Rasmus and the Vagabond

Our rating: ****

Rasmus is tired of living at the orphanage. Everybody who comes to adopt an orphan always picks a girl with curly hair. Nobody wants a boy with straight hair. One day, Rasmus decides to take matters into his own hands and sets out to find a family who wants him. The very next morning, Rasmus meets up with a tramp named Oscar who seems very friendly. Oscar says that he will help Rasmus find a home, but the two new friends run into trouble when Oscar is suspected for a crime he did not commit.

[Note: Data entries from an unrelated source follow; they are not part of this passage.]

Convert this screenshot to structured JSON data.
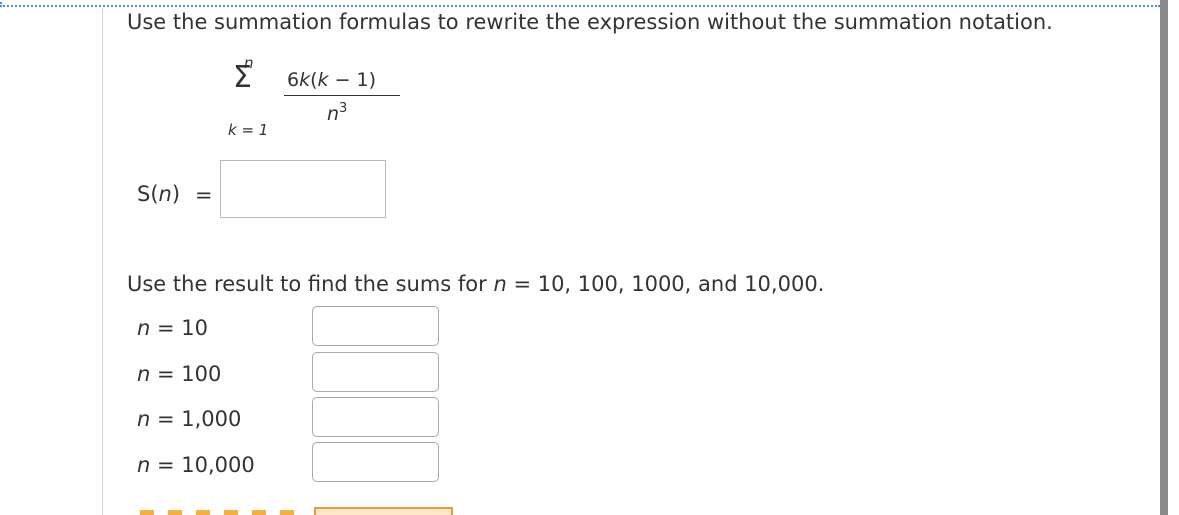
{
  "prompt": "Use the summation formulas to rewrite the expression without the summation notation.",
  "summation": {
    "upper": "n",
    "symbol": "Σ",
    "lower": "k = 1",
    "numerator_coef": "6",
    "numerator_var": "k",
    "numerator_paren_open": "(",
    "numerator_inner_var": "k",
    "numerator_rest": " − 1)",
    "denominator_var": "n",
    "denominator_exp": "3"
  },
  "sn": {
    "label_prefix": "S(",
    "label_var": "n",
    "label_suffix": ")",
    "equals": "=",
    "value": ""
  },
  "result_prompt": {
    "before": "Use the result to find the sums for ",
    "var": "n",
    "after": " = 10, 100, 1000, and 10,000."
  },
  "rows": [
    {
      "var": "n",
      "label": " = 10",
      "value": ""
    },
    {
      "var": "n",
      "label": " = 100",
      "value": ""
    },
    {
      "var": "n",
      "label": " = 1,000",
      "value": ""
    },
    {
      "var": "n",
      "label": " = 10,000",
      "value": ""
    }
  ],
  "colors": {
    "accent_dotted": "#4a90d9",
    "orange": "#e89a3c"
  }
}
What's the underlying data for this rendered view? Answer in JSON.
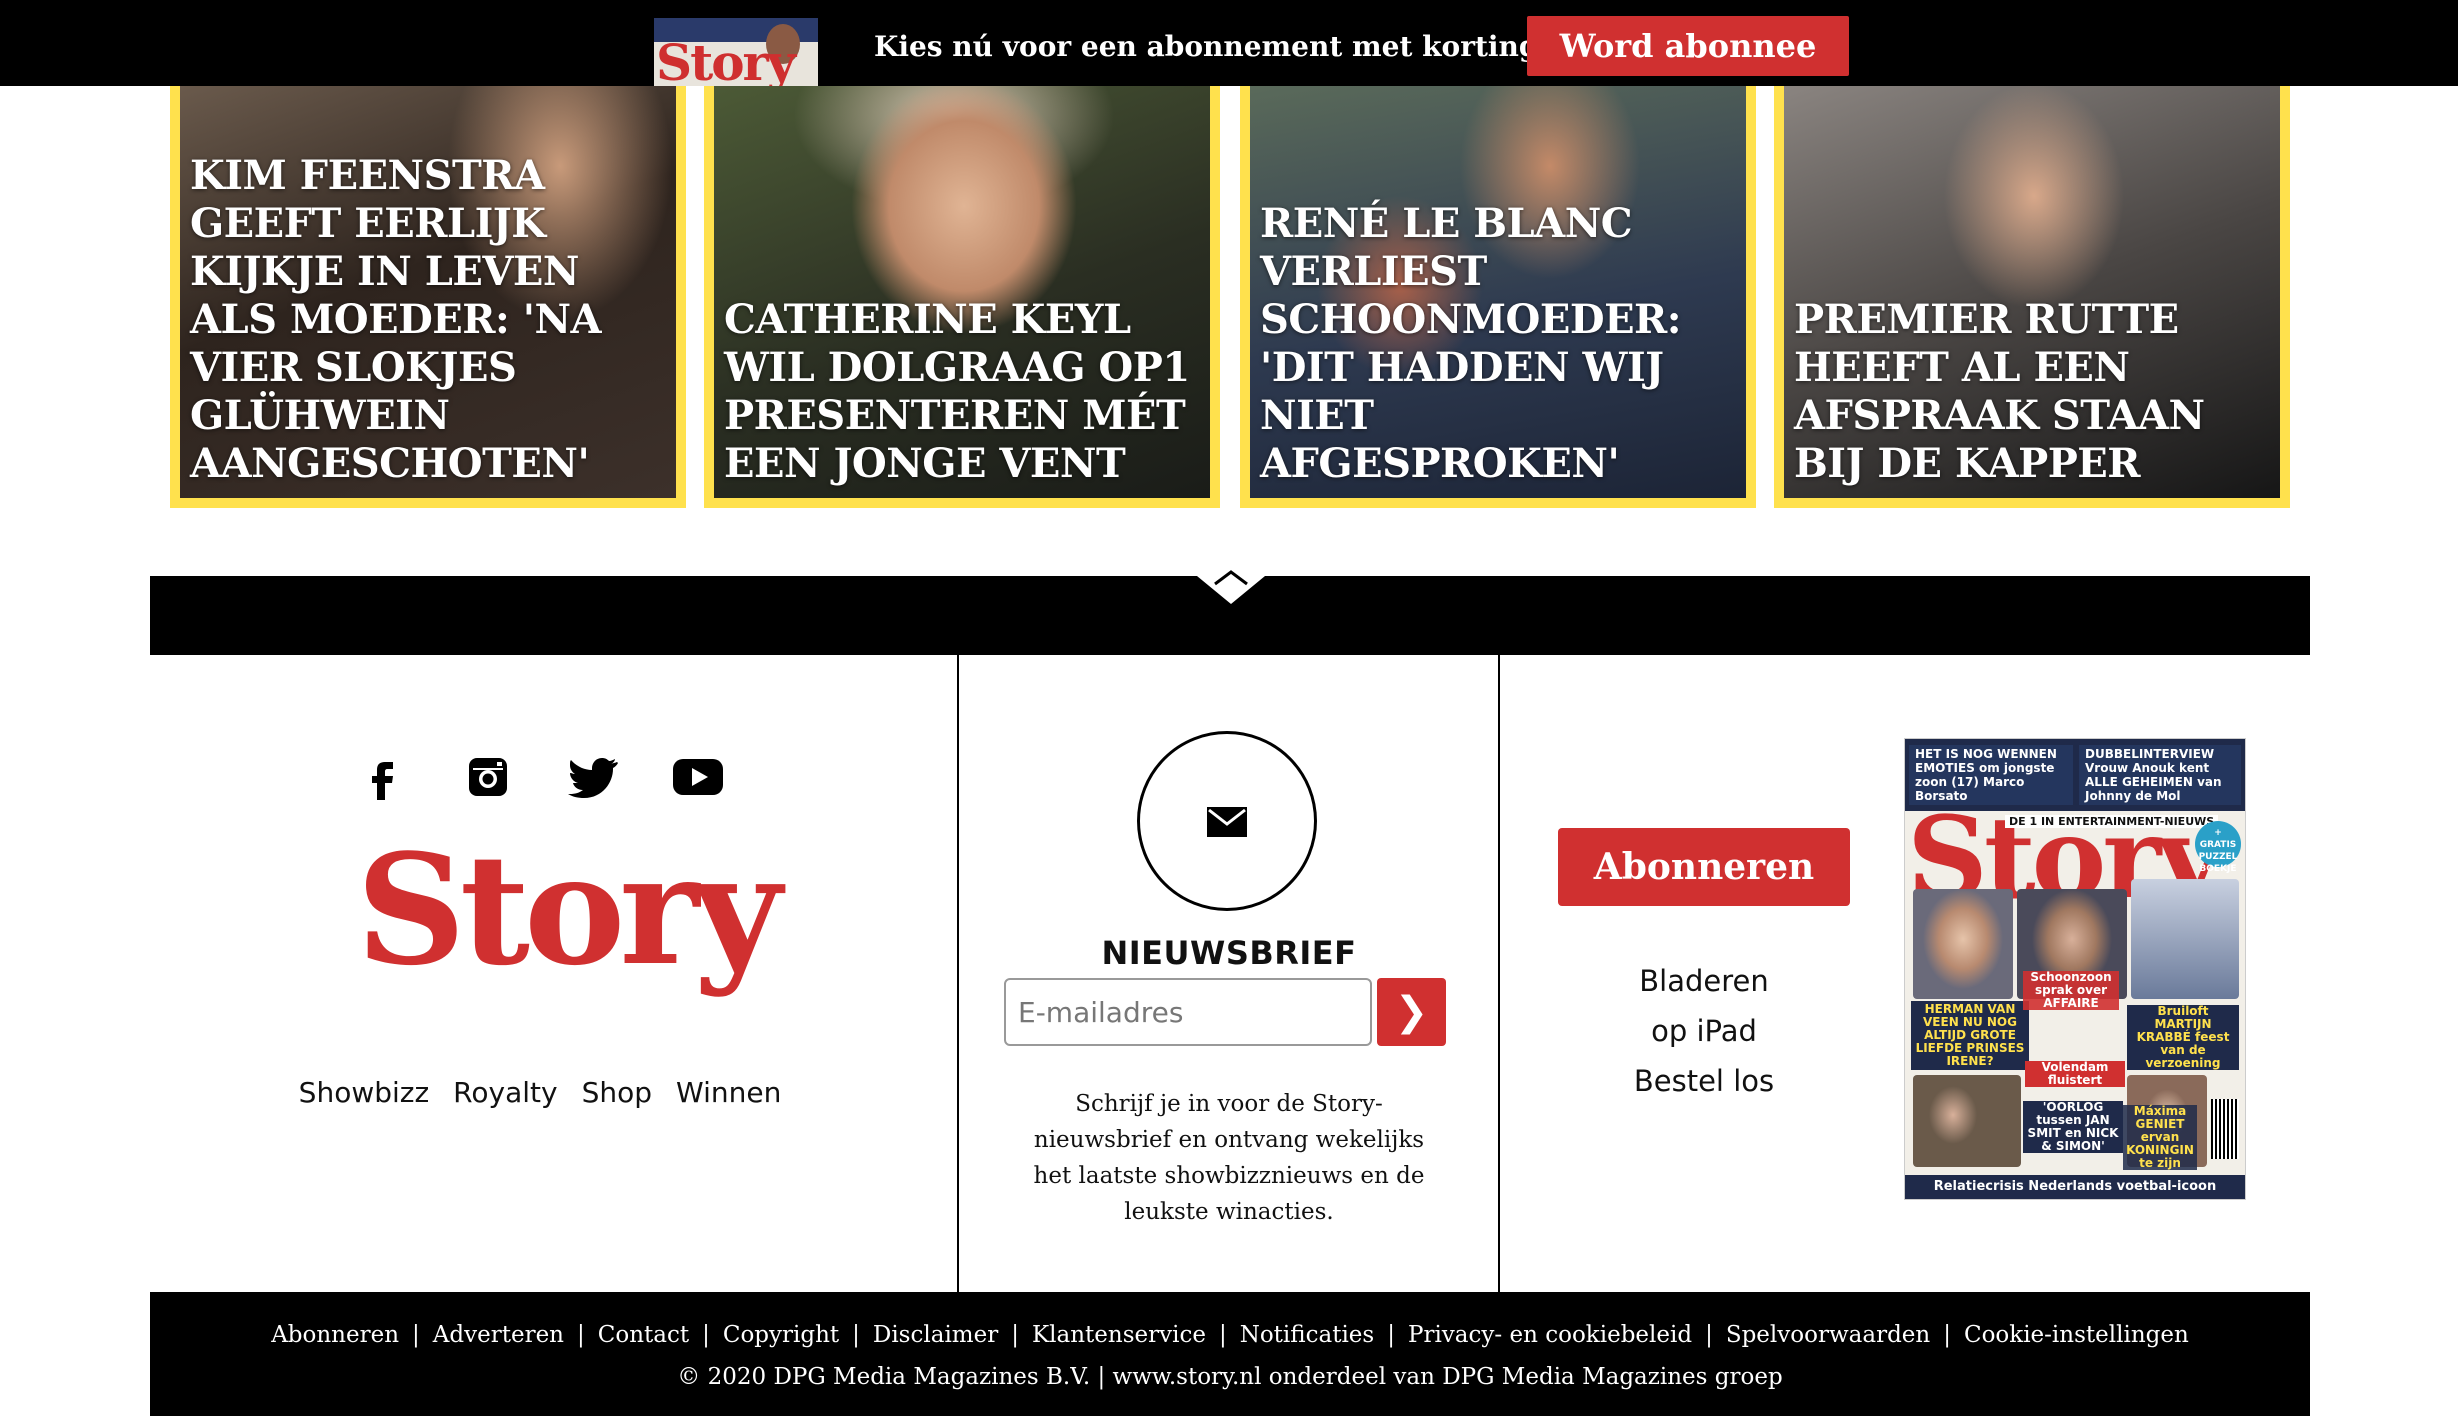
{
  "promo_bar": {
    "text": "Kies nú voor een abonnement met korting",
    "button_label": "Word abonnee",
    "cover_word": "Story"
  },
  "cards": [
    {
      "title": "Kim Feenstra geeft eerlijk kijkje in leven als moeder: 'Na vier slokjes glühwein aangeschoten'"
    },
    {
      "title": "Catherine Keyl wil dolgraag Op1 presenteren mét een jonge vent"
    },
    {
      "title": "René le Blanc verliest schoonmoeder: 'Dit hadden wij niet afgesproken'"
    },
    {
      "title": "Premier Rutte heeft al een afspraak staan bij de kapper"
    }
  ],
  "social_icons": [
    "facebook-icon",
    "instagram-icon",
    "twitter-icon",
    "youtube-icon"
  ],
  "logo_text": "Story",
  "nav_links": [
    "Showbizz",
    "Royalty",
    "Shop",
    "Winnen"
  ],
  "newsletter": {
    "title": "NIEUWSBRIEF",
    "placeholder": "E-mailadres",
    "submit_symbol": "❯",
    "description": "Schrijf je in voor de Story-nieuwsbrief en ontvang wekelijks het laatste showbizznieuws en de leukste winacties."
  },
  "subscribe": {
    "button_label": "Abonneren",
    "links": [
      "Bladeren",
      "op iPad",
      "Bestel los"
    ]
  },
  "magazine_cover": {
    "brand": "Story",
    "header_left": "HET IS NOG WENNEN\nEMOTIES om jongste zoon (17) Marco Borsato",
    "header_right": "DUBBELINTERVIEW\nVrouw Anouk kent ALLE GEHEIMEN van Johnny de Mol",
    "tagline": "DE 1 IN ENTERTAINMENT-NIEUWS",
    "badge": "+ GRATIS PUZZEL BOEKJE",
    "headline_main": "HERMAN VAN VEEN NU NOG ALTIJD GROTE LIEFDE PRINSES IRENE?",
    "headline_mid": "Schoonzoon sprak over AFFAIRE",
    "headline_wedding": "Bruiloft MARTIJN KRABBÉ feest van de verzoening",
    "headline_volendam": "Volendam fluistert",
    "headline_oorlog": "'OORLOG tussen JAN SMIT en NICK & SIMON'",
    "headline_maxima": "Máxima GENIET ervan KONINGIN te zijn",
    "footer_line": "Relatiecrisis Nederlands voetbal-icoon"
  },
  "footer": {
    "links": [
      "Abonneren",
      "Adverteren",
      "Contact",
      "Copyright",
      "Disclaimer",
      "Klantenservice",
      "Notificaties",
      "Privacy- en cookiebeleid",
      "Spelvoorwaarden",
      "Cookie-instellingen"
    ],
    "copyright": "© 2020 DPG Media Magazines B.V. | www.story.nl onderdeel van DPG Media Magazines groep"
  }
}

Probably the biggest thing I didn’t like about this book was Oscar’s disrespect for policemen because he is tired of them assuming that “tramp” equals “badguy.” That’s all well and good, but Oscar doesn’t even try to be nice to the policemen, which would help to clear the “tramps are bad” mindset. Another interesting item to note is that, unlike other books by Lindgren, Rasmus and the Vagabond is not a humorous story. The ending is somewhat predictable, but this is still a good quick read for days when you don’t have time for a long story.

Pippi Longstocking

Our rating: ***½

Pippi Longstocking lives all alone in Villa Villekulla in a little village in Sweden. When the neighbor children, Tommy and Annika, come over to play, they discover that Pippi is no ordinary little girl. Pippi has a different, crazy way of doing many common things, making every chapter a laughter-filled delight as Pippi becomes a thing-finder, goes to school, and has other adventures.

I really can’t say much about Pippi Longstocking that hasn’t been said. The book, originally written in Swedish, has been around for longer than I have and is a favorite of children everywhere. This book serves as an introduction to the mischievous, big-hearted Pippi, paving the way for the, in my opinion, better sequels. But the first volume is still fun and worth reading.